**TO DO:**
Write out all of the records below precisely as given, omitting the images.

*** DATA SUPPLIED Section Begins ***

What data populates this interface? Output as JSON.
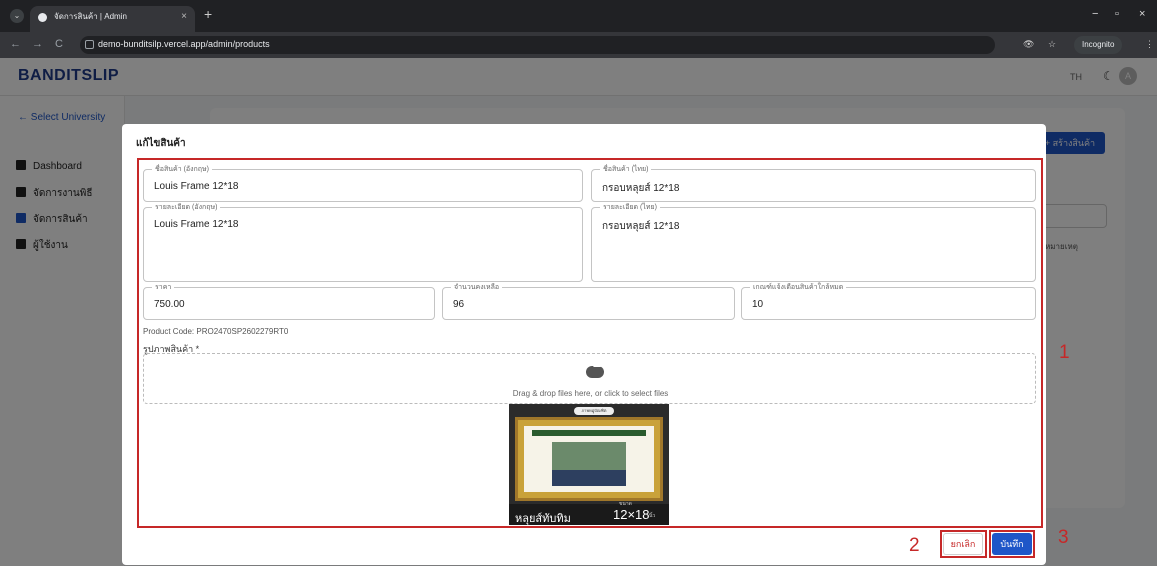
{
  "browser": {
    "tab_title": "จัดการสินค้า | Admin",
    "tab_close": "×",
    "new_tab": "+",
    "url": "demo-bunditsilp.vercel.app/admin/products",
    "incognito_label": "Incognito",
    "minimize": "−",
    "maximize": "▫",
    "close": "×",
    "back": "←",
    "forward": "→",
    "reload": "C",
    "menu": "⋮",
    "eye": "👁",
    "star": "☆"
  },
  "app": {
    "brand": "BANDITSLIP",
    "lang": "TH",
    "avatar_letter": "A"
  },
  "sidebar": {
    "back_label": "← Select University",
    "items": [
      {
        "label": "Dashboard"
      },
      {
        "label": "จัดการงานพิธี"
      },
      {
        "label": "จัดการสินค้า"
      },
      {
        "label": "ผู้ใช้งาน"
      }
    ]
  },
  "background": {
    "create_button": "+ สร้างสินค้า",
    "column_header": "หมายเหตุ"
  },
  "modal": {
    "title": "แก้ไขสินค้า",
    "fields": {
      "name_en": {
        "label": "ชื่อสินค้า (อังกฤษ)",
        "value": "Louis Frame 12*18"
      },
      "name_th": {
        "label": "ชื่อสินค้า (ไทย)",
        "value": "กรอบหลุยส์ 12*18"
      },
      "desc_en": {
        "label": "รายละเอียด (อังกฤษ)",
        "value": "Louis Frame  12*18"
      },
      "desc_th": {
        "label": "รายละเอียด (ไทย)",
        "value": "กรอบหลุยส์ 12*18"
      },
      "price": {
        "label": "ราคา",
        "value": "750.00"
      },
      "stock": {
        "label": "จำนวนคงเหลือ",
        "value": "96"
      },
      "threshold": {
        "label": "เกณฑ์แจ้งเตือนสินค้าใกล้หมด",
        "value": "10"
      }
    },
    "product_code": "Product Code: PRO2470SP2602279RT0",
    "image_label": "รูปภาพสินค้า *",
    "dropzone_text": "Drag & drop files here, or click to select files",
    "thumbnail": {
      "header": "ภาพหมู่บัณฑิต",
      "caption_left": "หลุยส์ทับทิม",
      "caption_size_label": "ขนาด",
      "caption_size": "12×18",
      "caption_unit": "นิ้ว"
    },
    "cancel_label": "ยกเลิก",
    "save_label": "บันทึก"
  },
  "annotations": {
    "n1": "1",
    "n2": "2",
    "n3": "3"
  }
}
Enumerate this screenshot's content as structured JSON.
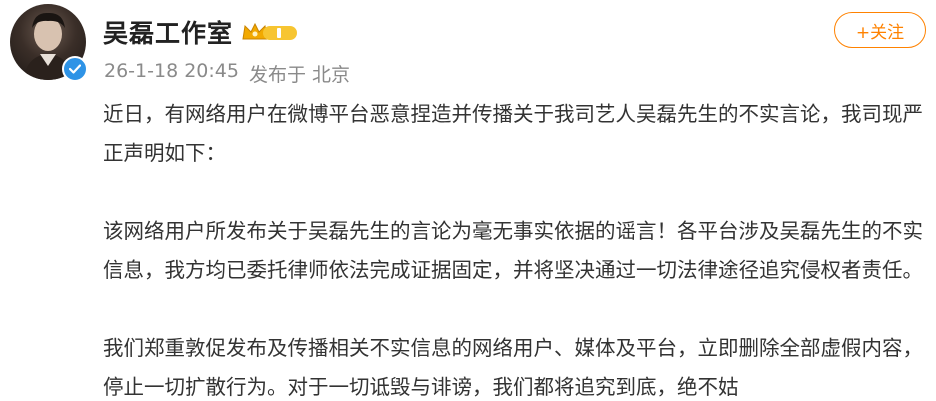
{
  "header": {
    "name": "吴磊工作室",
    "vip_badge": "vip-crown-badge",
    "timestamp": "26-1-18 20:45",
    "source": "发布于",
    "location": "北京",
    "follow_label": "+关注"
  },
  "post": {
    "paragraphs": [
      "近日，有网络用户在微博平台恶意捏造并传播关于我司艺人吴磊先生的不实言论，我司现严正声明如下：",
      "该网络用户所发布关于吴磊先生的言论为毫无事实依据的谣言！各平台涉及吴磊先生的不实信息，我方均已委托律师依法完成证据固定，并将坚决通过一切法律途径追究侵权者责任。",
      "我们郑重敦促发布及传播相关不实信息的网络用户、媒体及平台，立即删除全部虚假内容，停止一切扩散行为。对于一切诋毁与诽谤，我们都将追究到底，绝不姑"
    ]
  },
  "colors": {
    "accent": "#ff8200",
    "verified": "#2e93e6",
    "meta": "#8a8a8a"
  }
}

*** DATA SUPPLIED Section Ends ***

**RESPONSE TO THIS TASK:**
What data populates this interface? Output as JSON.
{
  "browser": {
    "tab_title": "จัดการสินค้า | Admin",
    "tab_close": "×",
    "new_tab": "+",
    "url": "demo-bunditsilp.vercel.app/admin/products",
    "incognito_label": "Incognito",
    "minimize": "−",
    "maximize": "▫",
    "close": "×",
    "back": "←",
    "forward": "→",
    "reload": "C",
    "menu": "⋮",
    "eye": "👁",
    "star": "☆"
  },
  "app": {
    "brand": "BANDITSLIP",
    "lang": "TH",
    "avatar_letter": "A"
  },
  "sidebar": {
    "back_label": "← Select University",
    "items": [
      {
        "label": "Dashboard"
      },
      {
        "label": "จัดการงานพิธี"
      },
      {
        "label": "จัดการสินค้า"
      },
      {
        "label": "ผู้ใช้งาน"
      }
    ]
  },
  "background": {
    "create_button": "+ สร้างสินค้า",
    "column_header": "หมายเหตุ"
  },
  "modal": {
    "title": "แก้ไขสินค้า",
    "fields": {
      "name_en": {
        "label": "ชื่อสินค้า (อังกฤษ)",
        "value": "Louis Frame 12*18"
      },
      "name_th": {
        "label": "ชื่อสินค้า (ไทย)",
        "value": "กรอบหลุยส์ 12*18"
      },
      "desc_en": {
        "label": "รายละเอียด (อังกฤษ)",
        "value": "Louis Frame  12*18"
      },
      "desc_th": {
        "label": "รายละเอียด (ไทย)",
        "value": "กรอบหลุยส์ 12*18"
      },
      "price": {
        "label": "ราคา",
        "value": "750.00"
      },
      "stock": {
        "label": "จำนวนคงเหลือ",
        "value": "96"
      },
      "threshold": {
        "label": "เกณฑ์แจ้งเตือนสินค้าใกล้หมด",
        "value": "10"
      }
    },
    "product_code": "Product Code: PRO2470SP2602279RT0",
    "image_label": "รูปภาพสินค้า *",
    "dropzone_text": "Drag & drop files here, or click to select files",
    "thumbnail": {
      "header": "ภาพหมู่บัณฑิต",
      "caption_left": "หลุยส์ทับทิม",
      "caption_size_label": "ขนาด",
      "caption_size": "12×18",
      "caption_unit": "นิ้ว"
    },
    "cancel_label": "ยกเลิก",
    "save_label": "บันทึก"
  },
  "annotations": {
    "n1": "1",
    "n2": "2",
    "n3": "3"
  }
}
Enumerate this screenshot's content as structured JSON.
{
  "header": {
    "name": "吴磊工作室",
    "vip_badge": "vip-crown-badge",
    "timestamp": "26-1-18 20:45",
    "source": "发布于",
    "location": "北京",
    "follow_label": "+关注"
  },
  "post": {
    "paragraphs": [
      "近日，有网络用户在微博平台恶意捏造并传播关于我司艺人吴磊先生的不实言论，我司现严正声明如下：",
      "该网络用户所发布关于吴磊先生的言论为毫无事实依据的谣言！各平台涉及吴磊先生的不实信息，我方均已委托律师依法完成证据固定，并将坚决通过一切法律途径追究侵权者责任。",
      "我们郑重敦促发布及传播相关不实信息的网络用户、媒体及平台，立即删除全部虚假内容，停止一切扩散行为。对于一切诋毁与诽谤，我们都将追究到底，绝不姑"
    ]
  },
  "colors": {
    "accent": "#ff8200",
    "verified": "#2e93e6",
    "meta": "#8a8a8a"
  }
}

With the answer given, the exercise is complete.